**WORK REQUIRED**
Copy out every line holding the string "Intense" from the records below.
(SUPPLIED RECORDS Opens)
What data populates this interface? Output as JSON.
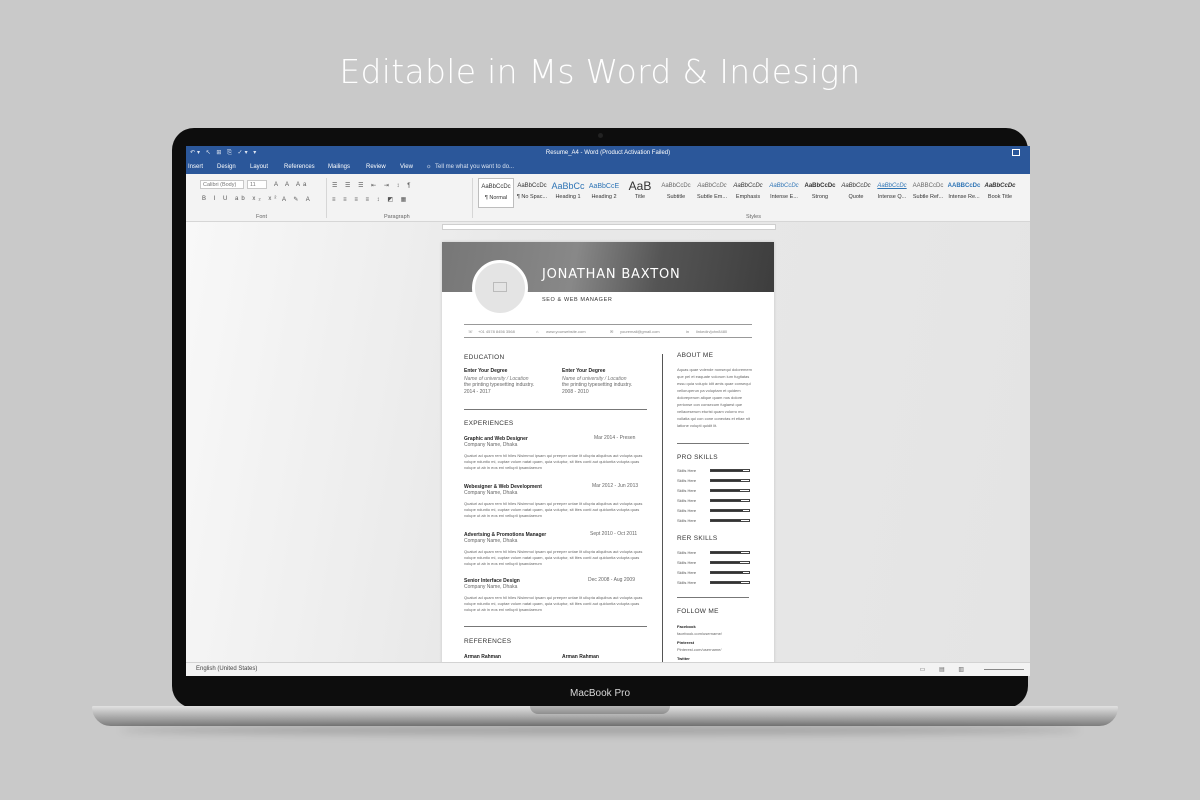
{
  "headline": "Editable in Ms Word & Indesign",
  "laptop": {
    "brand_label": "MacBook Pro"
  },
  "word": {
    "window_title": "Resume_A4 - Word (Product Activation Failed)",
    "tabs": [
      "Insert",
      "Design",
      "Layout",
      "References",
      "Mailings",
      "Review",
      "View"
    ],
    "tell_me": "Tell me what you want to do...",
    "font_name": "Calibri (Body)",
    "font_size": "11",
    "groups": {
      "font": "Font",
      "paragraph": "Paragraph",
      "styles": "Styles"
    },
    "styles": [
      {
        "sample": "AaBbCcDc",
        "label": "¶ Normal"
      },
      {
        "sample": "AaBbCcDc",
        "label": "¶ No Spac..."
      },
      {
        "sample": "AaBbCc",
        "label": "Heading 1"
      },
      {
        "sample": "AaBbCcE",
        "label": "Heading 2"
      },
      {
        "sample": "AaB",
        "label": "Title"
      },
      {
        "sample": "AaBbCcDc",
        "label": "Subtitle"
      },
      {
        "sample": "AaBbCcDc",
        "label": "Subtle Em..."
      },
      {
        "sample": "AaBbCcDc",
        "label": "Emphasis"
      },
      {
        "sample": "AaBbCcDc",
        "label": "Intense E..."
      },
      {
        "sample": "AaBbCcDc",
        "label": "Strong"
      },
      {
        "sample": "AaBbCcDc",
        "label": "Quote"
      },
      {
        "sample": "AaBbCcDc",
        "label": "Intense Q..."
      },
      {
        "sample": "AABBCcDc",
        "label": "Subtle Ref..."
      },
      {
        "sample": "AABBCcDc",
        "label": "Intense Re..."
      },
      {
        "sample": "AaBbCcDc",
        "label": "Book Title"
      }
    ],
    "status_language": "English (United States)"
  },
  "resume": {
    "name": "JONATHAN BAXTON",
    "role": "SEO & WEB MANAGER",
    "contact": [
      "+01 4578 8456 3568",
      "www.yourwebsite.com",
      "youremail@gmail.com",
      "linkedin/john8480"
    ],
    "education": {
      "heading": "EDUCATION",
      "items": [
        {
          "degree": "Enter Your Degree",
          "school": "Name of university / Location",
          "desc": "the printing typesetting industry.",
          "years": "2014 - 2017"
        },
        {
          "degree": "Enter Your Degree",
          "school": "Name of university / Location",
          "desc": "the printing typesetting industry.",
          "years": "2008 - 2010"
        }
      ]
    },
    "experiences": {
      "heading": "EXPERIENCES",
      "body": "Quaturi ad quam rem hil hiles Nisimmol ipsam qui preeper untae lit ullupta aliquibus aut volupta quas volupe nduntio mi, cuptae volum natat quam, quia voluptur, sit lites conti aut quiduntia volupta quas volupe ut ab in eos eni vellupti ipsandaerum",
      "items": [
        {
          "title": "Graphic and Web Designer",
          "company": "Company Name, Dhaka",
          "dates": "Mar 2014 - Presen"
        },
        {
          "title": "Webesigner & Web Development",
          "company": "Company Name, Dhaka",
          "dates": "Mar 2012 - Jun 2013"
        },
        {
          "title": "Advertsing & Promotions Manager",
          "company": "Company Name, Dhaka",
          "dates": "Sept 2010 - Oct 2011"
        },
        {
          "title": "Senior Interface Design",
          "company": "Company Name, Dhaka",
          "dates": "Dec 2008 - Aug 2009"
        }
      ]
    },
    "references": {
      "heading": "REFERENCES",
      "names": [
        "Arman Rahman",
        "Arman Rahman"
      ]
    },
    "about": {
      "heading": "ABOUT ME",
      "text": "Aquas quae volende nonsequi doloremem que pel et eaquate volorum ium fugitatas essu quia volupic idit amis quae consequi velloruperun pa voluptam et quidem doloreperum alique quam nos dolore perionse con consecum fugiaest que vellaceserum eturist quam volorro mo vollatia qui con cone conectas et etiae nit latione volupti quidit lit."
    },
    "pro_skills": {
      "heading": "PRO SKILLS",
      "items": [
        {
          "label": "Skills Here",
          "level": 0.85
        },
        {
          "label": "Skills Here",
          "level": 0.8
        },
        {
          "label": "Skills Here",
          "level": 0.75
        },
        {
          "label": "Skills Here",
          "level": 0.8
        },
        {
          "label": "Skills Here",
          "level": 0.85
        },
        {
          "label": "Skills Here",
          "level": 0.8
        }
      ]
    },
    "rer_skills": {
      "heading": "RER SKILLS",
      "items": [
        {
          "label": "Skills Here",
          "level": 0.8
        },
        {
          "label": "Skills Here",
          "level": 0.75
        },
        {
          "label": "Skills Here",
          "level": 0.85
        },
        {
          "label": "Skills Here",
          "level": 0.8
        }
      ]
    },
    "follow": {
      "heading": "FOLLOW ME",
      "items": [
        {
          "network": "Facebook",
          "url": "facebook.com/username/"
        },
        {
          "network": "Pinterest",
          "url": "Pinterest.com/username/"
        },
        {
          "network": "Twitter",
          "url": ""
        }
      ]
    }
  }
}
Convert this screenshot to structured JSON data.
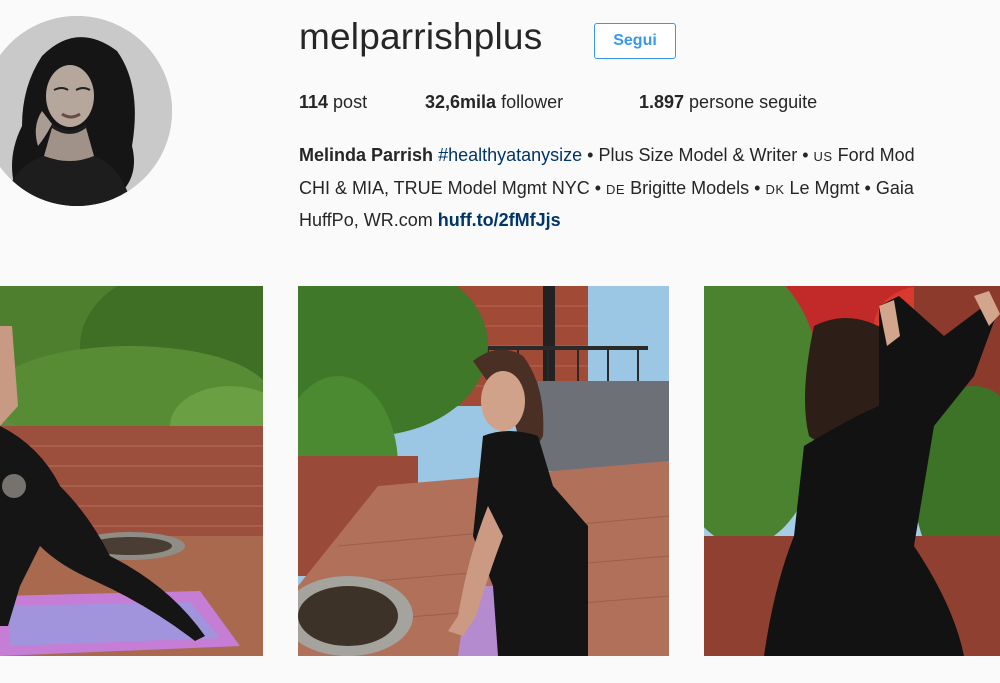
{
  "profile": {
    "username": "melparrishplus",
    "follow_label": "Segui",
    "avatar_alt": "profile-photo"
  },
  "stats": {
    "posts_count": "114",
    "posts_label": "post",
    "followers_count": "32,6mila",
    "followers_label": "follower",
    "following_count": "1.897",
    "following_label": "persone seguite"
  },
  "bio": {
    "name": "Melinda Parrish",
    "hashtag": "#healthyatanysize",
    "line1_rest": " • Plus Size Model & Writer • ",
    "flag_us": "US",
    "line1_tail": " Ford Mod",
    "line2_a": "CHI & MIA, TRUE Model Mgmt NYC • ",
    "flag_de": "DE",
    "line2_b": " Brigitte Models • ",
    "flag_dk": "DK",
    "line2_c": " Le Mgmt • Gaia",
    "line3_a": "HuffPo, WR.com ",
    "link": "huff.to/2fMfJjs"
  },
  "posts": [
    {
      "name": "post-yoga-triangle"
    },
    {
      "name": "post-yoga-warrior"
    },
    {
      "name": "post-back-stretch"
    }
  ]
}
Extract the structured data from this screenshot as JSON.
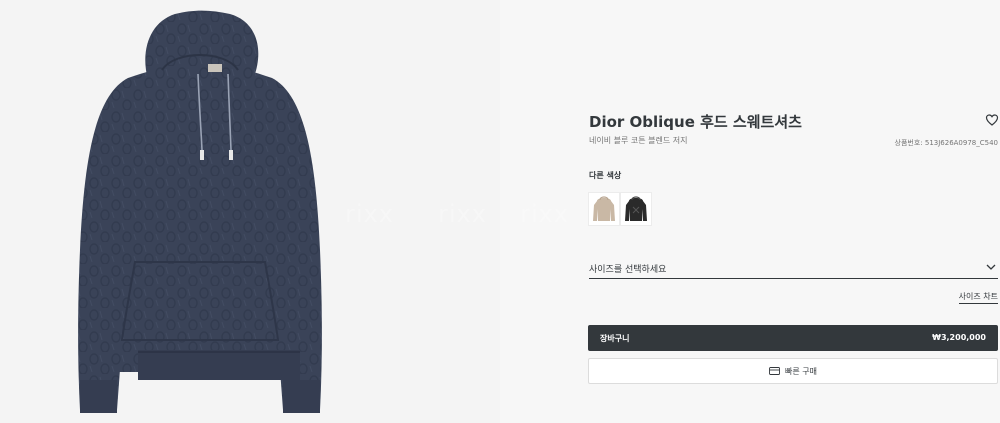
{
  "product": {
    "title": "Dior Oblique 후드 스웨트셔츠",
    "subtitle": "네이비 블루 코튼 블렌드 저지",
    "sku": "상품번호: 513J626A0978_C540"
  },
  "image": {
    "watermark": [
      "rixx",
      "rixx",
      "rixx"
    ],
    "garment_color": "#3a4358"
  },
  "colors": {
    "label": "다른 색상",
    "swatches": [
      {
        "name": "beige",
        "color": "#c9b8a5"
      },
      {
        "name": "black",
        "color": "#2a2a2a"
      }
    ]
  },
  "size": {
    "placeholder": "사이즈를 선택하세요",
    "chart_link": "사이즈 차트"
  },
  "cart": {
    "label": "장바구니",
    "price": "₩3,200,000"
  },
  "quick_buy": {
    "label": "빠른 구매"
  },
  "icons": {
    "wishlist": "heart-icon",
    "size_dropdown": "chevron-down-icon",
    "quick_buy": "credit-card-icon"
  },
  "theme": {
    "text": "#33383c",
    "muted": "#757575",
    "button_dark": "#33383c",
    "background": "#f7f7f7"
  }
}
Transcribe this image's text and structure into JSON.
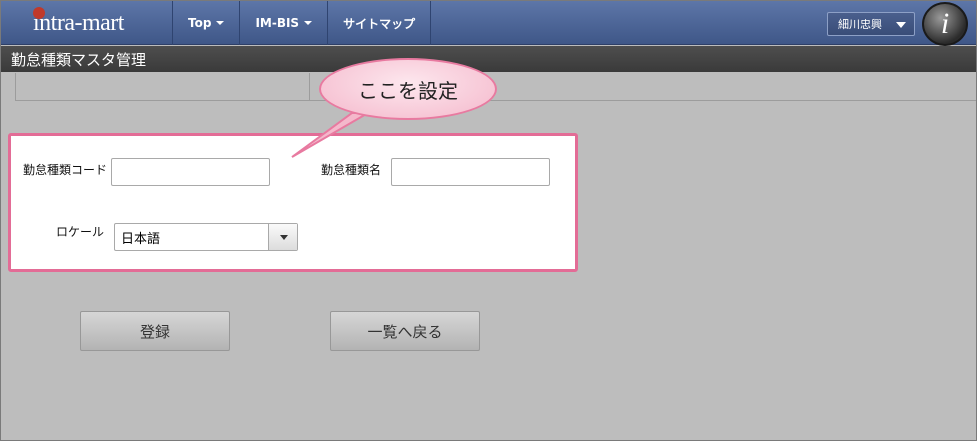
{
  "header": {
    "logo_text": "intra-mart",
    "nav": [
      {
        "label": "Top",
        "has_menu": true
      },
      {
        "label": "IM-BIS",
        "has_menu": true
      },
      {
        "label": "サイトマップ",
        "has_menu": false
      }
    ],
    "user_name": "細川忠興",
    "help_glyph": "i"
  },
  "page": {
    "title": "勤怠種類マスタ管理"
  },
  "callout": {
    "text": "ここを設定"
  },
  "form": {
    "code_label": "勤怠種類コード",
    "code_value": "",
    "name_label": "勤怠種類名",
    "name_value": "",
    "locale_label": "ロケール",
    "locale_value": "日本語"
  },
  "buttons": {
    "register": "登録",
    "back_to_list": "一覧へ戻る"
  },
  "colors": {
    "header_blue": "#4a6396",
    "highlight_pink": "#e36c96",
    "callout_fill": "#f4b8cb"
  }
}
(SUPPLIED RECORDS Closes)
**EXERCISE RESULT**
        "label": "Intense E..."
        "label": "Intense Q..."
        "label": "Intense Re..."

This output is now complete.